The Kohinoor Paan to Spice Things Up in the Bedroom
The land that gave us Kama Sutra is full of surprises still. Say hello to the Kohinoor paan at Tara Pan Center in the Indian city of Aurangabad. Paan is a popular breath freshener in India made from betel leaves stuffed with betel nuts, spices, and tobacco. What makes this Paan so special? It allegedly contains aphrodisiac effects that can last up to two days! That's right, two whole days of added spice in the bedroom.

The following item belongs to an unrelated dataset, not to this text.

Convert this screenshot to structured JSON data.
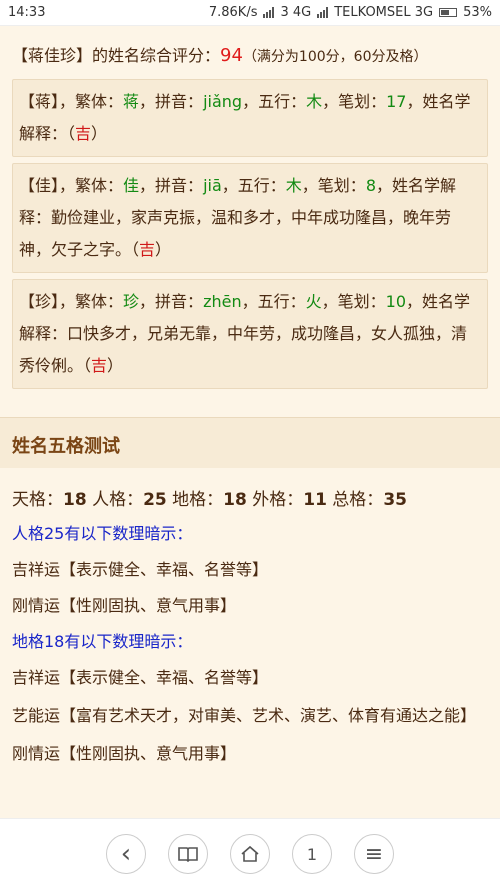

Mohammed Sarfuddin Siddiqui has been operating the shop for over 30 years, and he even exports his magical paan to countries in the Middle East. The ingredients used in this plan are carefully selected and different for men and women, ensuring maximum effectiveness. The catch? The store only serves married couples, and it will set them back a neat INR 5000 (around $60).
The Country of Gastronomical Challenges, If You’re Up to It
If you’re the kind who enjoys a food challenge, India will put your stomach to the ultimate test. Move over, pie-eating competitions, and say hello to the legendary 'Baahubali Thali' challenge in the Indian city of Hyderabad. Your challenge - should you choose to accept it - is to finish a meal of 30 vegetarian and non-vegetarian dishes within 30 minutes.
The cash prize is ₹1 lakh ($1000). This thali (platter) is famously massive and not for the faint-hearted, and it includes chicken biryani, prawns curry, schezwan noodles, salad, raita, and drinks for ₹1,800 ($22). Would you give this a go?